■ **Prompt**
Once the pictures are set aside, repeat all of the data below exactly.

[Data extracted from a collection]
· · · · · · ·

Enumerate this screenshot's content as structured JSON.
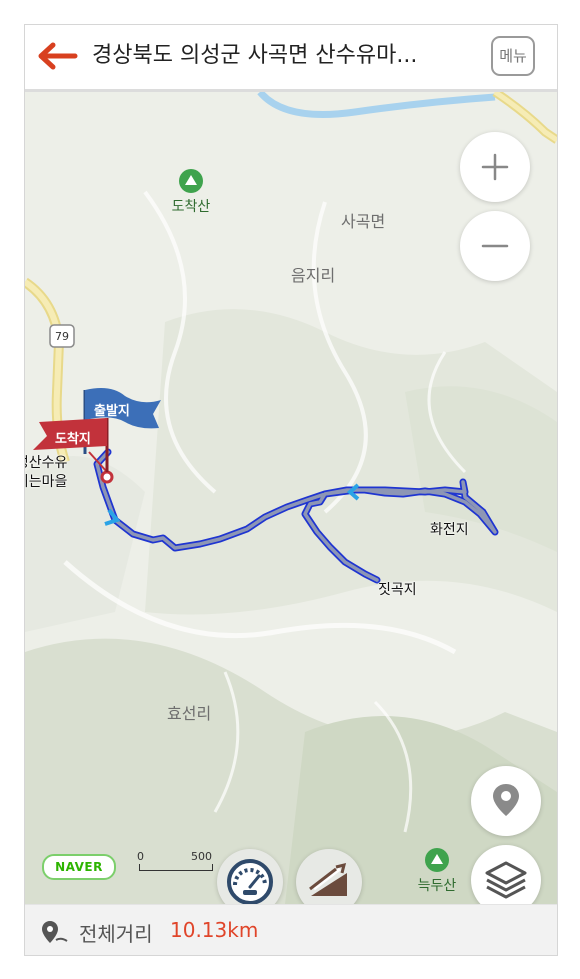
{
  "header": {
    "title": "경상북도 의성군 사곡면 산수유마...",
    "menu_label": "메뉴"
  },
  "map": {
    "area_labels": [
      "사곡면",
      "음지리",
      "효선리"
    ],
    "mountains": [
      "도착산",
      "늑두산"
    ],
    "road_number": "79",
    "route_places": {
      "origin": "의성산수유\n꽃피는마을",
      "hwajeonji": "화전지",
      "jitgokji": "짓곡지"
    },
    "flags": {
      "start": "출발지",
      "end": "도착지"
    },
    "scale": {
      "zero": "0",
      "value": "500"
    },
    "provider": "NAVER"
  },
  "controls": {
    "zoom_in": "+",
    "zoom_out": "−"
  },
  "footer": {
    "distance_label": "전체거리",
    "distance_value": "10.13km"
  },
  "colors": {
    "back_arrow": "#d8401f",
    "route": "#8d96b5",
    "route_outline": "#1f35d1",
    "flag_start": "#3c6fb8",
    "flag_end": "#c2323b",
    "distance": "#e0452a"
  }
}
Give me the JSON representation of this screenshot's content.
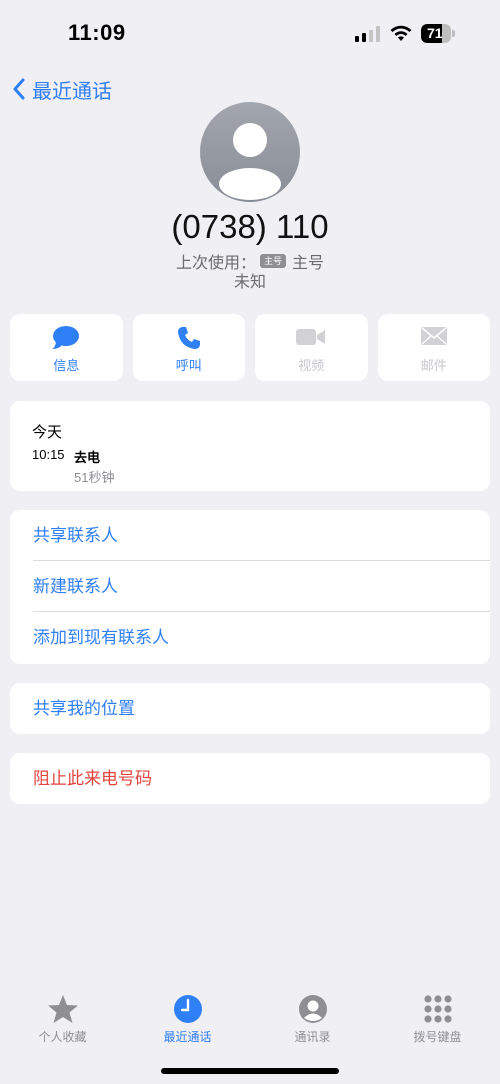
{
  "status_bar": {
    "time": "11:09",
    "battery_level": "71",
    "battery_fraction": 0.71
  },
  "nav": {
    "back_label": "最近通话"
  },
  "contact": {
    "phone_number": "(0738) 110",
    "last_used_prefix": "上次使用：",
    "sim_badge": "主号",
    "sim_name": "主号",
    "location": "未知"
  },
  "actions": [
    {
      "label": "信息",
      "icon": "message-bubble-icon",
      "enabled": true
    },
    {
      "label": "呼叫",
      "icon": "phone-icon",
      "enabled": true
    },
    {
      "label": "视频",
      "icon": "video-camera-icon",
      "enabled": false
    },
    {
      "label": "邮件",
      "icon": "envelope-icon",
      "enabled": false
    }
  ],
  "recent": {
    "day": "今天",
    "time": "10:15",
    "type": "去电",
    "duration": "51秒钟"
  },
  "contact_options": [
    "共享联系人",
    "新建联系人",
    "添加到现有联系人"
  ],
  "share_location": "共享我的位置",
  "block_caller": "阻止此来电号码",
  "tabs": [
    {
      "label": "个人收藏",
      "icon": "star-icon",
      "active": false
    },
    {
      "label": "最近通话",
      "icon": "clock-icon",
      "active": true
    },
    {
      "label": "通讯录",
      "icon": "person-circle-icon",
      "active": false
    },
    {
      "label": "拨号键盘",
      "icon": "keypad-icon",
      "active": false
    }
  ],
  "colors": {
    "accent": "#2f7ff6",
    "danger": "#e1453d",
    "background": "#efeff4",
    "inactive": "#8e8e93"
  }
}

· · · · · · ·

■ **Answer below**
Enumerate this screenshot's content as structured JSON.
{
  "header": {
    "title": "경상북도 의성군 사곡면 산수유마...",
    "menu_label": "메뉴"
  },
  "map": {
    "area_labels": [
      "사곡면",
      "음지리",
      "효선리"
    ],
    "mountains": [
      "도착산",
      "늑두산"
    ],
    "road_number": "79",
    "route_places": {
      "origin": "의성산수유\n꽃피는마을",
      "hwajeonji": "화전지",
      "jitgokji": "짓곡지"
    },
    "flags": {
      "start": "출발지",
      "end": "도착지"
    },
    "scale": {
      "zero": "0",
      "value": "500"
    },
    "provider": "NAVER"
  },
  "controls": {
    "zoom_in": "+",
    "zoom_out": "−"
  },
  "footer": {
    "distance_label": "전체거리",
    "distance_value": "10.13km"
  },
  "colors": {
    "back_arrow": "#d8401f",
    "route": "#8d96b5",
    "route_outline": "#1f35d1",
    "flag_start": "#3c6fb8",
    "flag_end": "#c2323b",
    "distance": "#e0452a"
  }
}
Give me the JSON representation of this screenshot's content.
{
  "status_bar": {
    "time": "11:09",
    "battery_level": "71",
    "battery_fraction": 0.71
  },
  "nav": {
    "back_label": "最近通话"
  },
  "contact": {
    "phone_number": "(0738) 110",
    "last_used_prefix": "上次使用：",
    "sim_badge": "主号",
    "sim_name": "主号",
    "location": "未知"
  },
  "actions": [
    {
      "label": "信息",
      "icon": "message-bubble-icon",
      "enabled": true
    },
    {
      "label": "呼叫",
      "icon": "phone-icon",
      "enabled": true
    },
    {
      "label": "视频",
      "icon": "video-camera-icon",
      "enabled": false
    },
    {
      "label": "邮件",
      "icon": "envelope-icon",
      "enabled": false
    }
  ],
  "recent": {
    "day": "今天",
    "time": "10:15",
    "type": "去电",
    "duration": "51秒钟"
  },
  "contact_options": [
    "共享联系人",
    "新建联系人",
    "添加到现有联系人"
  ],
  "share_location": "共享我的位置",
  "block_caller": "阻止此来电号码",
  "tabs": [
    {
      "label": "个人收藏",
      "icon": "star-icon",
      "active": false
    },
    {
      "label": "最近通话",
      "icon": "clock-icon",
      "active": true
    },
    {
      "label": "通讯录",
      "icon": "person-circle-icon",
      "active": false
    },
    {
      "label": "拨号键盘",
      "icon": "keypad-icon",
      "active": false
    }
  ],
  "colors": {
    "accent": "#2f7ff6",
    "danger": "#e1453d",
    "background": "#efeff4",
    "inactive": "#8e8e93"
  }
}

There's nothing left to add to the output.